- **TASK**: Return all the entries word for word, minus the pictures.

####

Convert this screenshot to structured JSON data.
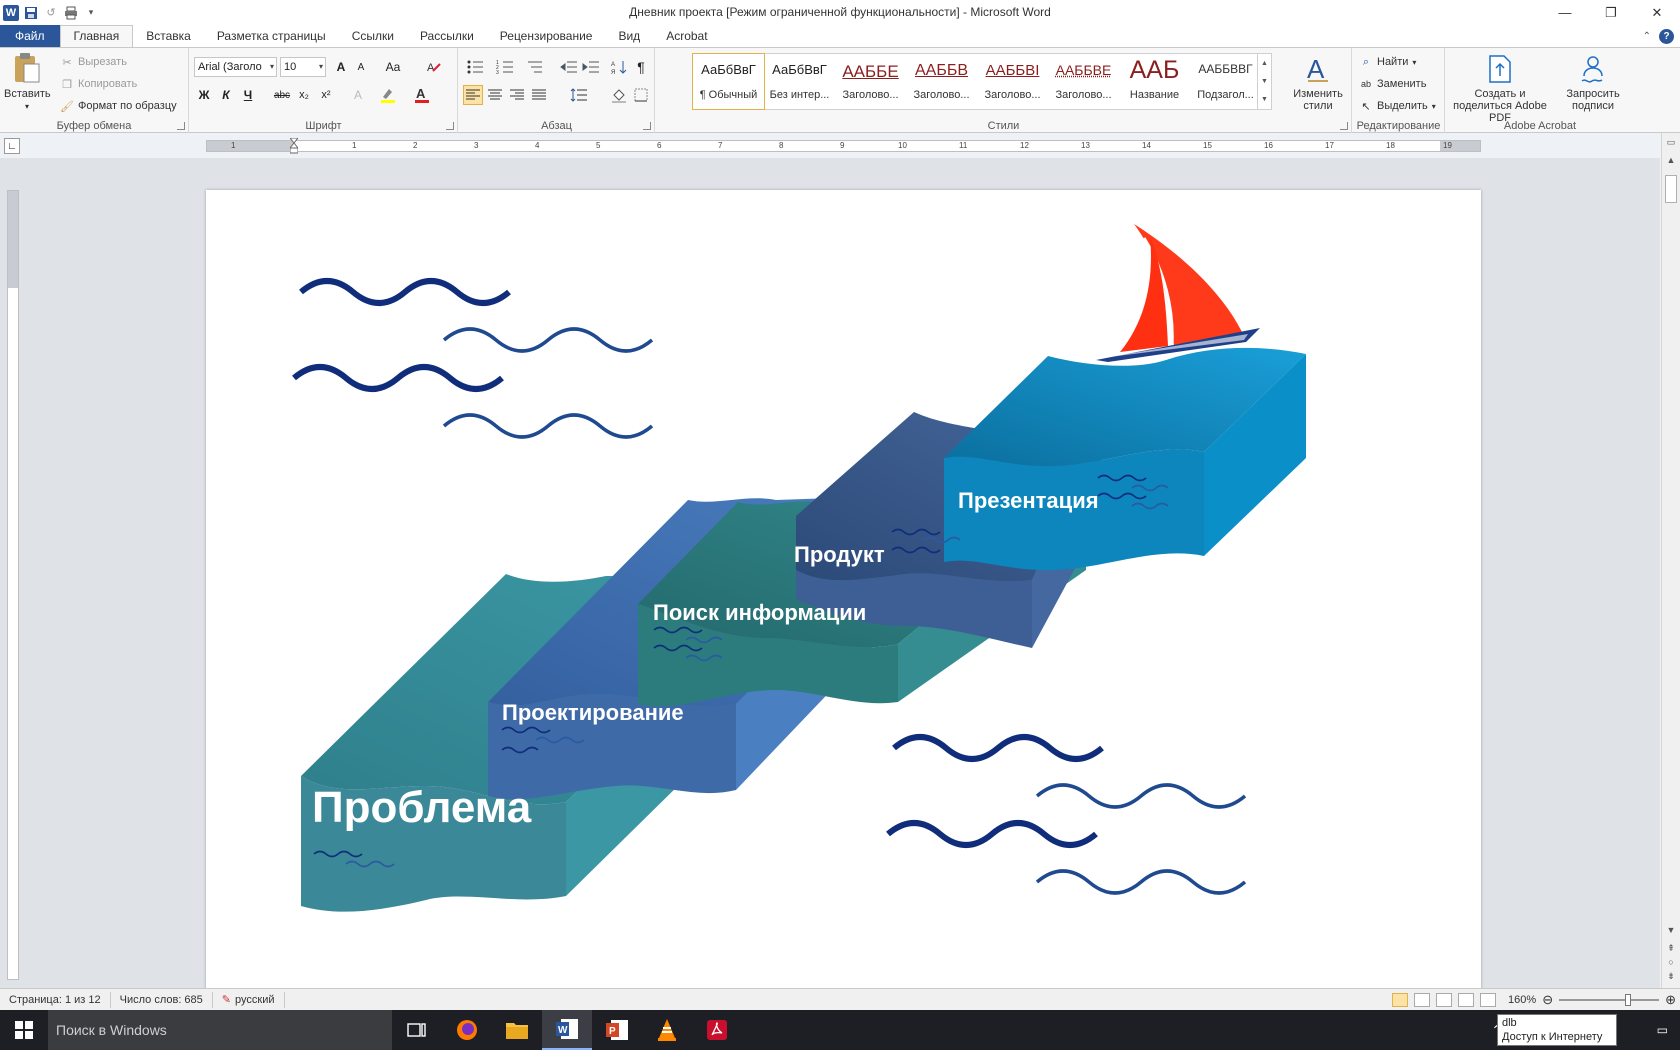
{
  "window": {
    "title": "Дневник проекта [Режим ограниченной функциональности] - Microsoft Word",
    "minimize": "—",
    "restore": "❐",
    "close": "✕"
  },
  "tabs": [
    "Файл",
    "Главная",
    "Вставка",
    "Разметка страницы",
    "Ссылки",
    "Рассылки",
    "Рецензирование",
    "Вид",
    "Acrobat"
  ],
  "ribbon": {
    "clipboard": {
      "label": "Буфер обмена",
      "paste": "Вставить",
      "cut": "Вырезать",
      "copy": "Копировать",
      "format_painter": "Формат по образцу"
    },
    "font": {
      "label": "Шрифт",
      "font_name": "Arial (Заголо",
      "font_size": "10",
      "bold": "Ж",
      "italic": "К",
      "underline": "Ч",
      "strike": "abc",
      "subscript": "x₂",
      "superscript": "x²",
      "grow": "A",
      "shrink": "A",
      "case": "Aa"
    },
    "paragraph": {
      "label": "Абзац"
    },
    "styles": {
      "label": "Стили",
      "items": [
        {
          "sample": "АаБбВвГ",
          "name": "¶ Обычный",
          "color": "#222222"
        },
        {
          "sample": "АаБбВвГ",
          "name": "Без интер...",
          "color": "#222222"
        },
        {
          "sample": "ААББЕ",
          "name": "Заголово...",
          "color": "#8a1f1f"
        },
        {
          "sample": "ААББВ",
          "name": "Заголово...",
          "color": "#8a1f1f"
        },
        {
          "sample": "ААББВІ",
          "name": "Заголово...",
          "color": "#8a1f1f"
        },
        {
          "sample": "ААББВЕ",
          "name": "Заголово...",
          "color": "#8a1f1f"
        },
        {
          "sample": "ААБ",
          "name": "Название",
          "color": "#8a1f1f"
        },
        {
          "sample": "ААББВВГ",
          "name": "Подзагол...",
          "color": "#333333"
        }
      ],
      "change_styles": "Изменить стили"
    },
    "editing": {
      "label": "Редактирование",
      "find": "Найти",
      "replace": "Заменить",
      "select": "Выделить"
    },
    "acrobat": {
      "label": "Adobe Acrobat",
      "create_share": "Создать и поделиться Adobe PDF",
      "request_sign": "Запросить подписи"
    }
  },
  "ruler": {
    "numbers": [
      "1",
      "1",
      "2",
      "3",
      "4",
      "5",
      "6",
      "7",
      "8",
      "9",
      "10",
      "11",
      "12",
      "13",
      "14",
      "15",
      "16",
      "17",
      "18",
      "19"
    ]
  },
  "document": {
    "steps": [
      {
        "label": "Проблема",
        "color": "#3a8fa0"
      },
      {
        "label": "Проектирование",
        "color": "#3a6fb5"
      },
      {
        "label": "Поиск информации",
        "color": "#2f7f82"
      },
      {
        "label": "Продукт",
        "color": "#3d5f95"
      },
      {
        "label": "Презентация",
        "color": "#0a8fc8"
      }
    ],
    "sail_color": "#ff3a1a",
    "wave_color": "#0f2d7a"
  },
  "status": {
    "page": "Страница: 1 из 12",
    "words": "Число слов: 685",
    "language": "русский",
    "zoom": "160%"
  },
  "taskbar": {
    "search": "Поиск в Windows",
    "tooltip_line1": "dlb",
    "tooltip_line2": "Доступ к Интернету"
  }
}
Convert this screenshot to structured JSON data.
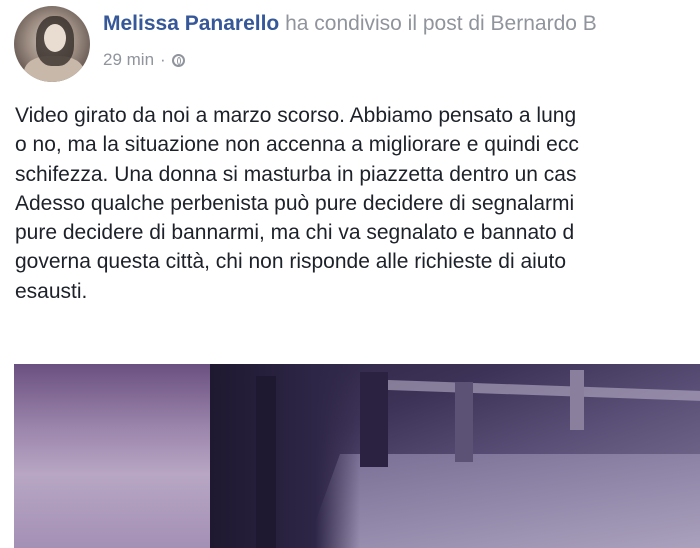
{
  "post": {
    "author": "Melissa Panarello",
    "action_text": " ha condiviso il post di Bernardo B",
    "timestamp": "29 min",
    "separator": "·",
    "privacy_icon": "globe-icon",
    "text_lines": [
      "Video girato da noi a marzo scorso. Abbiamo pensato a lung",
      "o no, ma la situazione non accenna a migliorare e quindi ecc",
      "schifezza. Una donna si masturba in piazzetta dentro un cas",
      "Adesso qualche perbenista può pure decidere di segnalarmi",
      "pure decidere di bannarmi, ma chi va segnalato e bannato d",
      "governa questa città, chi non risponde alle richieste di aiuto",
      "esausti."
    ]
  },
  "colors": {
    "author_link": "#365899",
    "meta_gray": "#90949c",
    "body_text": "#1d2129"
  }
}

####

- **YOUR RESPONSE**:
Convert this screenshot to structured JSON data.
{
  "window": {
    "title": "Дневник проекта [Режим ограниченной функциональности] - Microsoft Word",
    "minimize": "—",
    "restore": "❐",
    "close": "✕"
  },
  "tabs": [
    "Файл",
    "Главная",
    "Вставка",
    "Разметка страницы",
    "Ссылки",
    "Рассылки",
    "Рецензирование",
    "Вид",
    "Acrobat"
  ],
  "ribbon": {
    "clipboard": {
      "label": "Буфер обмена",
      "paste": "Вставить",
      "cut": "Вырезать",
      "copy": "Копировать",
      "format_painter": "Формат по образцу"
    },
    "font": {
      "label": "Шрифт",
      "font_name": "Arial (Заголо",
      "font_size": "10",
      "bold": "Ж",
      "italic": "К",
      "underline": "Ч",
      "strike": "abc",
      "subscript": "x₂",
      "superscript": "x²",
      "grow": "A",
      "shrink": "A",
      "case": "Aa"
    },
    "paragraph": {
      "label": "Абзац"
    },
    "styles": {
      "label": "Стили",
      "items": [
        {
          "sample": "АаБбВвГ",
          "name": "¶ Обычный",
          "color": "#222222"
        },
        {
          "sample": "АаБбВвГ",
          "name": "Без интер...",
          "color": "#222222"
        },
        {
          "sample": "ААББЕ",
          "name": "Заголово...",
          "color": "#8a1f1f"
        },
        {
          "sample": "ААББВ",
          "name": "Заголово...",
          "color": "#8a1f1f"
        },
        {
          "sample": "ААББВІ",
          "name": "Заголово...",
          "color": "#8a1f1f"
        },
        {
          "sample": "ААББВЕ",
          "name": "Заголово...",
          "color": "#8a1f1f"
        },
        {
          "sample": "ААБ",
          "name": "Название",
          "color": "#8a1f1f"
        },
        {
          "sample": "ААББВВГ",
          "name": "Подзагол...",
          "color": "#333333"
        }
      ],
      "change_styles": "Изменить стили"
    },
    "editing": {
      "label": "Редактирование",
      "find": "Найти",
      "replace": "Заменить",
      "select": "Выделить"
    },
    "acrobat": {
      "label": "Adobe Acrobat",
      "create_share": "Создать и поделиться Adobe PDF",
      "request_sign": "Запросить подписи"
    }
  },
  "ruler": {
    "numbers": [
      "1",
      "1",
      "2",
      "3",
      "4",
      "5",
      "6",
      "7",
      "8",
      "9",
      "10",
      "11",
      "12",
      "13",
      "14",
      "15",
      "16",
      "17",
      "18",
      "19"
    ]
  },
  "document": {
    "steps": [
      {
        "label": "Проблема",
        "color": "#3a8fa0"
      },
      {
        "label": "Проектирование",
        "color": "#3a6fb5"
      },
      {
        "label": "Поиск информации",
        "color": "#2f7f82"
      },
      {
        "label": "Продукт",
        "color": "#3d5f95"
      },
      {
        "label": "Презентация",
        "color": "#0a8fc8"
      }
    ],
    "sail_color": "#ff3a1a",
    "wave_color": "#0f2d7a"
  },
  "status": {
    "page": "Страница: 1 из 12",
    "words": "Число слов: 685",
    "language": "русский",
    "zoom": "160%"
  },
  "taskbar": {
    "search": "Поиск в Windows",
    "tooltip_line1": "dlb",
    "tooltip_line2": "Доступ к Интернету"
  }
}
Convert this screenshot to structured JSON data.
{
  "post": {
    "author": "Melissa Panarello",
    "action_text": " ha condiviso il post di Bernardo B",
    "timestamp": "29 min",
    "separator": "·",
    "privacy_icon": "globe-icon",
    "text_lines": [
      "Video girato da noi a marzo scorso. Abbiamo pensato a lung",
      "o no, ma la situazione non accenna a migliorare e quindi ecc",
      "schifezza. Una donna si masturba in piazzetta dentro un cas",
      "Adesso qualche perbenista può pure decidere di segnalarmi",
      "pure decidere di bannarmi, ma chi va segnalato e bannato d",
      "governa questa città, chi non risponde alle richieste di aiuto",
      "esausti."
    ]
  },
  "colors": {
    "author_link": "#365899",
    "meta_gray": "#90949c",
    "body_text": "#1d2129"
  }
}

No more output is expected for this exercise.